And the winner is…Cassini-Huygens, in triple overtime.

The spaceship conceived in 1982 and launched fifteen years later, will crash into Saturn on September 15, after a mission of 19 years and 355 days, powered by the audacity and technical prowess of scientists and engineers from 17 different countries, and 72 pounds of plutonium.

The mission was so successful that it was extended three times; it was intended to last only until 2008.

Since April, the ship has been continuing to orbit Saturn, swinging through the 1,500-mile gap between the planet and its rings, an area not previously explored. This is a good maneuver for a spaceship nearing the end of its mission, since colliding with a rock could end things early.

Cassini will dive a little deeper and plunge toward Saturn’s surface, where it will transmit data until it burns up in the planet’s atmosphere. The radio signal will arrive here early Friday morning, Eastern time. A NASA video explains.

In the years since Cassini has launc…

Sneak Peek

There's an invisible force powering and propelling our way of life.
It's all around us. You can't feel it. Smell it. Or taste it.
But it's there all the same. And if you look close enough, you can see all the amazing and wondrous things it does.
It not only powers our cities and towns.
And all the high-tech things we love.
It gives us the power to invent.
To explore.
To discover.
To create advanced technologies.
This invisible force creates jobs out of thin air.
It adds billions to our economy.
It's on even when we're not.
And stays on no matter what Mother Nature throws at it.
This invisible force takes us to the outer reaches of outer space.
And to the very depths of our oceans.
It brings us together. And it makes us better.
And most importantly, it has the power to do all this in our lifetime while barely leaving a trace.
Some people might say it's kind of unbelievable.
They wonder, what is this new power that does all these extraordinary things?

Missing the Point about Pennsylvania’s Nuclear Plants

A group that includes oil and gas companies in Pennsylvania released a study on Monday that argues that twenty years ago, planners underestimated the value of nuclear plants in the electricity market.
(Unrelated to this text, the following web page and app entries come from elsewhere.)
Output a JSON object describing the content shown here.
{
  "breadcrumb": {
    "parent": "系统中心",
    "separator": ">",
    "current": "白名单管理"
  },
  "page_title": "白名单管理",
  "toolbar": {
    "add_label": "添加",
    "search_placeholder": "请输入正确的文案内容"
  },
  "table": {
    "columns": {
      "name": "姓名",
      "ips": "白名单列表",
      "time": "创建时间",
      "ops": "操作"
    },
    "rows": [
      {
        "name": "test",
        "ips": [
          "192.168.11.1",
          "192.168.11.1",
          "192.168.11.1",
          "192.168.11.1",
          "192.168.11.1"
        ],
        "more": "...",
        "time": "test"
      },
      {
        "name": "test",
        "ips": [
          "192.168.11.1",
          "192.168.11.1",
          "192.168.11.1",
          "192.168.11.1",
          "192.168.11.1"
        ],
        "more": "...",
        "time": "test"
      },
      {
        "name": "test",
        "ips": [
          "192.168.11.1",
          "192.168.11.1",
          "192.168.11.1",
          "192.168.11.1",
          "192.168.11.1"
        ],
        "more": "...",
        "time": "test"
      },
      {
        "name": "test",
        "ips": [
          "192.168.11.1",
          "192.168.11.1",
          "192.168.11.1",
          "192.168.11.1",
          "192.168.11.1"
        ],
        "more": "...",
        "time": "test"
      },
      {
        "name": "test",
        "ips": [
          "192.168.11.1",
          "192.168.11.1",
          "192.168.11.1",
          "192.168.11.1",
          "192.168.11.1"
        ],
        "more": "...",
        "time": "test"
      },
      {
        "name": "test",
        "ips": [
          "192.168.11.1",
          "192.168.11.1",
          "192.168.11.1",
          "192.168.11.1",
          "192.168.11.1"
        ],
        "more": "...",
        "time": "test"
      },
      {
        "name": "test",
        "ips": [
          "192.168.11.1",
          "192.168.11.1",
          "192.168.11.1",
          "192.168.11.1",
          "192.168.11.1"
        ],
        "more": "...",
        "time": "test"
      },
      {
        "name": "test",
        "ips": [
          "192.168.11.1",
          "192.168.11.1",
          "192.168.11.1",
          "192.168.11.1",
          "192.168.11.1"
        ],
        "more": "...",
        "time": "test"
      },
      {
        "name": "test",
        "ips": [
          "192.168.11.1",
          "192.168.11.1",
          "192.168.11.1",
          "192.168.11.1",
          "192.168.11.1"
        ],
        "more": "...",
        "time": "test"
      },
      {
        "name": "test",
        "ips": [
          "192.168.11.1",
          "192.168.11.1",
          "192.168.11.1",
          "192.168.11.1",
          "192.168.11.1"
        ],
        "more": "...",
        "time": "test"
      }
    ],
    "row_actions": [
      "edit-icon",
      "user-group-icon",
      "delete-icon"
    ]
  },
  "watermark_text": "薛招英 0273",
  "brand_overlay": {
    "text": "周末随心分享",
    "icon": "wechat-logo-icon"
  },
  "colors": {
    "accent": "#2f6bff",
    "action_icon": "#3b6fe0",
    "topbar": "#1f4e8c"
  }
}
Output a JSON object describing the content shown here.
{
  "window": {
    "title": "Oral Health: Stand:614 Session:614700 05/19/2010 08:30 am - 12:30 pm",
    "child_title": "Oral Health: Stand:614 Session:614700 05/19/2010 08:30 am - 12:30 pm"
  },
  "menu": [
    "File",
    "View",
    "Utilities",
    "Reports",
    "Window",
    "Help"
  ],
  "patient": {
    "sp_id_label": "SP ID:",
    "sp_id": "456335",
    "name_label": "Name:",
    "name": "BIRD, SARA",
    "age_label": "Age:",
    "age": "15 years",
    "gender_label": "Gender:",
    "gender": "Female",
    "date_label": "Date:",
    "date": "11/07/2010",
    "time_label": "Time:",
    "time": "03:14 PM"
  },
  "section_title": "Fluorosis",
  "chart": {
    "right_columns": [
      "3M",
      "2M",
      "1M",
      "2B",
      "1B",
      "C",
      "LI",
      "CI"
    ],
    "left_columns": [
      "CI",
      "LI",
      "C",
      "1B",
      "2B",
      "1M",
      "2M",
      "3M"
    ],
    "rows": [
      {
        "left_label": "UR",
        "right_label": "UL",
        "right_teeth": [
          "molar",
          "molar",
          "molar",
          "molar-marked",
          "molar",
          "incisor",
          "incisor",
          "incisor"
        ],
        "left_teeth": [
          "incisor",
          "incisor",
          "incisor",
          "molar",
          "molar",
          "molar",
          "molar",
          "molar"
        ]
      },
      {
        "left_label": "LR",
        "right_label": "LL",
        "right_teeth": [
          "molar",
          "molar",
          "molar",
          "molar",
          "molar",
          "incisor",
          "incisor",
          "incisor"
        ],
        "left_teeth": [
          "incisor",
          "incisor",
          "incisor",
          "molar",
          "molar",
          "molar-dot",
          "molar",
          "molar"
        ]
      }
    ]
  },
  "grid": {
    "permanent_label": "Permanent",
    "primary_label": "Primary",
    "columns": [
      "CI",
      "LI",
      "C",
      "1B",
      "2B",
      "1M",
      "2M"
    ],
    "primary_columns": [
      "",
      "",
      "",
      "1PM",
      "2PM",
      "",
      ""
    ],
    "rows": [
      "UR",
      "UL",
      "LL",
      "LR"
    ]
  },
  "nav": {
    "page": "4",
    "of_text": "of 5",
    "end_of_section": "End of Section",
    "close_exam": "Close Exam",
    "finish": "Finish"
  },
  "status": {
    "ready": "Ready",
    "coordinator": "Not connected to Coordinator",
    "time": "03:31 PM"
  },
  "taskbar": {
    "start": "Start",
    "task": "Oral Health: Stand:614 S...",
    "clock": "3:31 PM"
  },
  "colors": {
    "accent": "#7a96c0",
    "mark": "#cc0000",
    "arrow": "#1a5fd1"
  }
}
According to the group, that means the state should now let the plants close.


The question confronting the state now isn’t what the companies that owned the reactors at the time of de-regulation got or didn’t get. It’s not a question of whether they were profitable in the '80s, '90s and '00s. It’s about now. Business works by looking at the present and making projections about the future.

Is losing the nuclear plants what’s best for the state going forward?

Pennsylvania needs clean air. It needs jobs. And it needs protection against over-reliance on a single fuel source.

What the reactors need is recognition of all the value they provide. The electricity market is depressed, and if electricity is treated as a simple commodity, with no regard for its benefit to clean air o…